Multiple sclerosis (MS) is a chronic inflammatory demyelinating disease of the central nervous system of unknown etiology. We tested the hypothesis that MS is caused by Epstein-Barr virus (EBV) in a cohort comprising more than 10 million young adults on active duty in the US military, 955 of whom were diagnosed with MS during their period of service. Risk of MS increased 32-fold after infection with EBV but was not increased after infection with other viruses, including the similarly transmitted cytomegalovirus. Serum levels of neurofilament light chain, a biomarker of neuroaxonal degeneration, increased only after EBV seroconversion. These findings cannot be explained by any known risk factor for MS and suggest EBV as the leading cause of MS.
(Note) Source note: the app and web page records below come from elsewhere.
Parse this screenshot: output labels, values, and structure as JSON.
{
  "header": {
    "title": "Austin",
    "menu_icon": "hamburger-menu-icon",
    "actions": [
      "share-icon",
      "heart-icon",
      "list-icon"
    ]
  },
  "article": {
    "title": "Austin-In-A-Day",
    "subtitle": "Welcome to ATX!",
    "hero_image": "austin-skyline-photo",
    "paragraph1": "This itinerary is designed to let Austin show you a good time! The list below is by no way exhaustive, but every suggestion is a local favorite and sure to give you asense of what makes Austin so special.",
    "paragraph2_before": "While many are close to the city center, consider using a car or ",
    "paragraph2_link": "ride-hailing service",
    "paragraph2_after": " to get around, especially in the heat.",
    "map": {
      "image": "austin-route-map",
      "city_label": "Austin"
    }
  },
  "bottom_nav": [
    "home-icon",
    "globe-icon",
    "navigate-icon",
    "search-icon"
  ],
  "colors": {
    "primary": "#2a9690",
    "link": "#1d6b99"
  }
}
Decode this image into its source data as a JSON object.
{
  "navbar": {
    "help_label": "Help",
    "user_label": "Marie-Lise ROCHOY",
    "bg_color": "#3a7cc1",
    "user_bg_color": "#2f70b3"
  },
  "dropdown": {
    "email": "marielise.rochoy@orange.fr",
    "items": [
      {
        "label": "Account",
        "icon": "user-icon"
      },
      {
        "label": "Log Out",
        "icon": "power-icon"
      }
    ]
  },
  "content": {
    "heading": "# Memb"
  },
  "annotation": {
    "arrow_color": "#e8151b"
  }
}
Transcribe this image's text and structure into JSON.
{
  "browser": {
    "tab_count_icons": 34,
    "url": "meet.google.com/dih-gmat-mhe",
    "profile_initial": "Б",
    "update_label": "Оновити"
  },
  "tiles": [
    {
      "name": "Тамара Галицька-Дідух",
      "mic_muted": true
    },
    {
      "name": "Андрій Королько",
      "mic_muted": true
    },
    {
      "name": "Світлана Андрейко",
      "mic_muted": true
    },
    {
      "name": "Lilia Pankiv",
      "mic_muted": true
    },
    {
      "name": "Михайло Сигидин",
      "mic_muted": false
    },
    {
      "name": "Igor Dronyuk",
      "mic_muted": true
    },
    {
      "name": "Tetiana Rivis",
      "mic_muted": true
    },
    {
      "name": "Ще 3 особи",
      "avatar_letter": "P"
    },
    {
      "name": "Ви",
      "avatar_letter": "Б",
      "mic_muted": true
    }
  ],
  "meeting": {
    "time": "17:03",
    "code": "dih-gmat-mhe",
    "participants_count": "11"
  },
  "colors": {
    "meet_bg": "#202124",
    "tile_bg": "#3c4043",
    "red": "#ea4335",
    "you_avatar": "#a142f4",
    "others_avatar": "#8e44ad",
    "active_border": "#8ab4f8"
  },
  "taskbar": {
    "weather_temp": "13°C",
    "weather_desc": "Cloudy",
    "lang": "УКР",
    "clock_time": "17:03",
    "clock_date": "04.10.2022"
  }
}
BackgroundVaccination campaign to contrast the spread of severe acute respiratory syndrome coronavirus-2 (SARS-CoV-2) has raised the issue of vaccine immunogenicity in special populations such as people with multiple sclerosis (PwMS) on highly effective disease modifying treatments (DMTs). While humoral responses to SARS-CoV-2 mRNA vaccines have been well characterized in the general population and in PwMS, very little is known about cell-mediated responses in conferring protection from SARS-CoV-2 infection and severe coronavirus disease-2019 (COVID-19).MethodsPwMS on ocrelizumab, fingolimod or natalizumab, vaccinated with two doses of mRNABNT162b2 (Comirnaty®) vaccine were enrolled. Anti-Spike (S) and anti-Nucleoprotein (N) antibody titers, IFN-gamma production upon S and N peptide libraries stimulation, peripheral blood lymphocyte absolute counts were assessed after at least 1 month and within 4 months from vaccine second dose administration. A group of age and sex matched healthy donors (HD) were included as reference group. Statistical analysis was performed using GraphPad Prism 8.2.1.ResultsThirty PwMS and 9 HDs were enrolled. All the patients were negative for anti-N antibody detection, nor reported previous symptoms of COVID-19. Peripheral blood lymphocyte counts were assessed in PwMS showing: (i) reduction of circulating B-lymphocytes in PwMS on ocrelizumab; (ii) reduction of peripheral blood B- and T-lymphocyte absolute counts in PwMS on fingolimod and (iii) normal B- and T-lymphocyte absolute counts with an increase in circulating CD16+CD56+ NK-cells in PwMS on natalizumab. Three patterns of immunological responses were identified in PwMS. In patients on ocrelizumab, anti-S antibody were lacking or reduced, while T-cell responses were normal. In patients on fingolimod both anti-S titers and T-cell mediated responses were impaired. In patients on natalizumab both anti-S titers and T-cell responses were present and comparable to those observed in HD.ConclusionsThe evaluation of T-cell responses, anti-S titers and peripheral blood lymphocyte absolute count in PwMS on DMTs can help to better characterize the immunological response after SARS-CoV-2 vaccination. The evaluation of T-cell responses in longitudinal cohorts of PwMS will help to clarify their protective role in preventing SARS-CoV-2 infection and severe COVID-19. The correlation between DMT treatment and immunological responses to SARS-CoV-2 vaccines could help to better evaluate vaccination strategies in PwMS.